With last night marking the first game of the 2023 NFL preseason, today marks just 37 days until the first Sunday of the NFL regular season. To celebrate the start of the year inching closer and closer daily, today's installment of Chicago Bears Countdown to Kickoff brings us to the life and career of the best player in franchise history to don the number 37, safety Tony Parrish.
Tony Parrish's path from Los Angeles to the Chicago Bears
Originally a native of Los Angeles, Parrish joined the nearby Marina High School in Huntington Beach, California. There, the future NFL star enjoyed a dominant high school career that included time spent on the program's football, basketball, baseball, and track and field teams. Parrish excelled in every sport he played, but it became quickly evident that football was his best sport, and after he graduated from high school, the defensive back elected to remain on the west coast and accepted an offer from the University of Washington.
In the then Pac-10, Parrish became an immediate difference maker on the Husky's backend. As a freshman, the Los Angeles native logged playing time in 10 of the team's games and totaled 21 tackles, a pass deflection, and two interceptions from the rover position. Parrish's production picked up slightly the following season, and he finished his sophomore campaign with 39 total tackles, six pass deflections, and an interception.
In his junior season, Parrish made the transition to free safety, replacing NFL draftee and future Super Bowl champion Lawyer Milloy in the secondary. Parrish finished his first season as a full-time starter with 71 total tackles, eight pass deflections, and two touchdowns, one of which was returned for a touchdown, the first of his collegiate career.
During his final season as an amateur, Parrish was a dominant force in the secondary and led the team in interceptions with four on the year. He also added 81 total tackles, the third most on the team, and four pass deflections.
Following the end of his collegiate career, Parrish was declared eligible for the 1998 NFL Draft. The Chicago Bears were able to secure Parrish at the top of the second round with the 35th overall pick, making him just the ninth defensive back off the board. The Bears circled back to the University of Washington in the third round, selecting Parrish's college teammate and future starting center Olin Kreutz just 29 picks later. Parrish and Kreutz were two of ten Huskies selected during the draft, helping the program lead the nation in the number of players drafted that year.
Tony Parrish starts all 64 games for Chicago Bears

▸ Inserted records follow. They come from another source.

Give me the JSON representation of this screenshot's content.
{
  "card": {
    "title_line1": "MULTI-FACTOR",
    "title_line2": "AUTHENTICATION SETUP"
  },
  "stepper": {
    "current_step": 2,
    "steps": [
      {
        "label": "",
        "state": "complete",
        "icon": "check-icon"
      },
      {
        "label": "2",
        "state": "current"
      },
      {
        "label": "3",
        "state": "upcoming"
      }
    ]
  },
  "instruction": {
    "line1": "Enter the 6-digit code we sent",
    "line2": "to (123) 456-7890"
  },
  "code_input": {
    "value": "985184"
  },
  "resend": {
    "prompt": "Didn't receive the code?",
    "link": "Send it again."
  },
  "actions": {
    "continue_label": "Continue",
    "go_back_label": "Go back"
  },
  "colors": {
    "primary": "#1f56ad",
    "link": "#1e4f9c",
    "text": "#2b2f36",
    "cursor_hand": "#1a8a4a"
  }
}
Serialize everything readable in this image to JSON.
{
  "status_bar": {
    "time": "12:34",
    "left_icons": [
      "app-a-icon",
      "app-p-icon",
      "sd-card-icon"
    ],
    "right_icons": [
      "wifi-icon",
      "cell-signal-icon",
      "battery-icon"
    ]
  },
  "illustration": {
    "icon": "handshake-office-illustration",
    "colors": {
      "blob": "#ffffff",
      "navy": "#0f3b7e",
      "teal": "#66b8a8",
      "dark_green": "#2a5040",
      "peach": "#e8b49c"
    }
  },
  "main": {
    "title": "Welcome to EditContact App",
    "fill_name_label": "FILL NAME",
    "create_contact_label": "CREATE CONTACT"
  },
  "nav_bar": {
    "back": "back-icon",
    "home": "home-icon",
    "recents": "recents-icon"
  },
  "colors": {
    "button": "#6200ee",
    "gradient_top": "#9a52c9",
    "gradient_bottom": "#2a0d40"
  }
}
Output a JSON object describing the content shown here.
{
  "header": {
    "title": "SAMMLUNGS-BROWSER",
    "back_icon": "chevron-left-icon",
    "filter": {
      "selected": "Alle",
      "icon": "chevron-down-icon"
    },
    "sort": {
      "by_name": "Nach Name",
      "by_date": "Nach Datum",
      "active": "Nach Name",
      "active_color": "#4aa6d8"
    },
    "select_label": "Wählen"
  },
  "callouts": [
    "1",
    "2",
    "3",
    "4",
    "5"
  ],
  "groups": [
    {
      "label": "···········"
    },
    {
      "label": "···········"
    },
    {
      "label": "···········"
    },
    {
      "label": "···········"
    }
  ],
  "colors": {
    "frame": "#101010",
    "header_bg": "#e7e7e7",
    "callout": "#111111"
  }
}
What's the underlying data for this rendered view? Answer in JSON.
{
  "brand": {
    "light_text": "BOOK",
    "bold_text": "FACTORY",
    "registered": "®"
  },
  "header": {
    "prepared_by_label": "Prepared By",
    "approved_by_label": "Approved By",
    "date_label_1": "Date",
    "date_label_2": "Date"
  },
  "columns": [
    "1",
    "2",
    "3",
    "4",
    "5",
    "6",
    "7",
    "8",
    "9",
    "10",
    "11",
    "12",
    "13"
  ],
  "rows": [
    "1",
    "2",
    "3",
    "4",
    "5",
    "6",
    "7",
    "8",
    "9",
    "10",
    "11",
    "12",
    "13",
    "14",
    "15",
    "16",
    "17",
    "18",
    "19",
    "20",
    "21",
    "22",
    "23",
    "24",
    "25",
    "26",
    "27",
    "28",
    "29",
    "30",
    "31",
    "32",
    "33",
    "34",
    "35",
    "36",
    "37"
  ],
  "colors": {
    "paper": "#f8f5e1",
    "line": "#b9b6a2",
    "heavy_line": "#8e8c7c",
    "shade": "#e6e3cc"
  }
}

As a rookie, Parrish immediately became a full-time starter, serving as the team's free safety for all 16 regular season games. He logged an interception, four forced fumbles, 78 total tackles, and a sack throughout his first year. The Bear newcomer was also named to the NFL All-Rookie team at the conclusion of his first season. He was also named the team's rookie winner of the Brian Piccolo Award, a recognition of courage and teamwork.
The next year, Parrish backed up his reputation as a dependable starter and again led the defensive backfield through all 16 games where he totaled seven pass breakups, an interception, and 105 total tackles.
Parrish added another 16 games to his consecutive starting streak during his third season, which was perhaps his best season as a Bear. The safety set a then-career-high with three interceptions on the season, one of which was returned for a touchdown, as well as nine pass breakups, two sacks, and 86 total tackles. The following season, the last under his rookie deal, Parrish matched his previous total of three interceptions alongside four pass deflections, two fumble recoveries, and 67 total tackles.
Tony Parrish career after playing for the Chicago Bears
A free agent during the 2002 offseason, Parrish opted to return to the west coast, where he spent his childhood and college days. The former Bear signed a five-year contract with the San Francisco 49ers. With the 9ers, Parrish was immediately inserted into the starting lineup and started every game during his first season. In his first season, Parrish set a new career-high interception total with seven. The following year, Parrish upped his previous total with nine interceptions on the season, which was good enough to lead the NFL in 2003.
Although his interception total dipped to four in 2004, Parrish was able to start every game for the team, unfortunately marking the last time he would do so in his career. In 2005, Parrish suffered a season-ending leg injury during the ninth game of the season, which unfortunately came in the safety's revenge match against the Chicago Bears. The Bears would go on to win the pivotal game, but Parrish's injury was certainly a sick twist of fate during his would-be homecoming to the team that drafted him.
Parrish's injury snapped a 121 consecutive start streak, dating back to his first game as a Bear. Following his injury-shortened season, Parrish remained with the 49ers to start the year but was released halfway through the year, where he subsequently signed with the Dallas Cowboys for the remainder of the season. Following the conclusion of his ninth NFL season, Parrish retired from the league in 2007. He finished his career with 30 interceptions, 70 pass deflections, nine forced fumbles, five sacks, and 641 total tackles.
After retiring from the NFL, Parrish transitioned to the media aspect of the game. In recent years, the former Bear has worked for JungoTV where he serves as Director of Sports & Entertainment as well as the Global Director of VOD. Parrish has also kept up with outreach programs that he was a part of as a player and is still an active member of his community.